(Stored records)
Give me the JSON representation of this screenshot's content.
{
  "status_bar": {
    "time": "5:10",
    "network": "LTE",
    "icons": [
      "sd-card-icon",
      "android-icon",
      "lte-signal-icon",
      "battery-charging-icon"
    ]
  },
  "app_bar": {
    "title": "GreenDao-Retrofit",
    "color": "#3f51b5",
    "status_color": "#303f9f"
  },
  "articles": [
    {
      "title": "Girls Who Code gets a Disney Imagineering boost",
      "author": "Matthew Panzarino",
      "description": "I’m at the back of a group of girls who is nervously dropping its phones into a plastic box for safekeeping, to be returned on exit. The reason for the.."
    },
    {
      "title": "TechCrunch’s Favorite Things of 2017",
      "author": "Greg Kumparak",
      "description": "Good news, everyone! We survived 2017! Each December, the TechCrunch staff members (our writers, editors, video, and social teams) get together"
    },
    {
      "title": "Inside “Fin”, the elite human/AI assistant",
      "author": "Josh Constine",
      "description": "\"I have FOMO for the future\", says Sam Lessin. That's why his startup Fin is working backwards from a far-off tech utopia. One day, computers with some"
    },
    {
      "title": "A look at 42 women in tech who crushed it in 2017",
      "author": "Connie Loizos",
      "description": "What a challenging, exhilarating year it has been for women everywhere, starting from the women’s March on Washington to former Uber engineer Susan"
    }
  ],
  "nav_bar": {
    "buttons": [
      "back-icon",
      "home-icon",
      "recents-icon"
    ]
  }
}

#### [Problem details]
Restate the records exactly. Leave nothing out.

#### [Answer below]
Give me the JSON representation of this screenshot's content.
{
  "status_bar": {
    "time": "5:10",
    "network": "LTE",
    "icons": [
      "sd-card-icon",
      "android-icon",
      "lte-signal-icon",
      "battery-charging-icon"
    ]
  },
  "app_bar": {
    "title": "GreenDao-Retrofit",
    "color": "#3f51b5",
    "status_color": "#303f9f"
  },
  "articles": [
    {
      "title": "Girls Who Code gets a Disney Imagineering boost",
      "author": "Matthew Panzarino",
      "description": "I’m at the back of a group of girls who is nervously dropping its phones into a plastic box for safekeeping, to be returned on exit. The reason for the.."
    },
    {
      "title": "TechCrunch’s Favorite Things of 2017",
      "author": "Greg Kumparak",
      "description": "Good news, everyone! We survived 2017! Each December, the TechCrunch staff members (our writers, editors, video, and social teams) get together"
    },
    {
      "title": "Inside “Fin”, the elite human/AI assistant",
      "author": "Josh Constine",
      "description": "\"I have FOMO for the future\", says Sam Lessin. That's why his startup Fin is working backwards from a far-off tech utopia. One day, computers with some"
    },
    {
      "title": "A look at 42 women in tech who crushed it in 2017",
      "author": "Connie Loizos",
      "description": "What a challenging, exhilarating year it has been for women everywhere, starting from the women’s March on Washington to former Uber engineer Susan"
    }
  ],
  "nav_bar": {
    "buttons": [
      "back-icon",
      "home-icon",
      "recents-icon"
    ]
  }
}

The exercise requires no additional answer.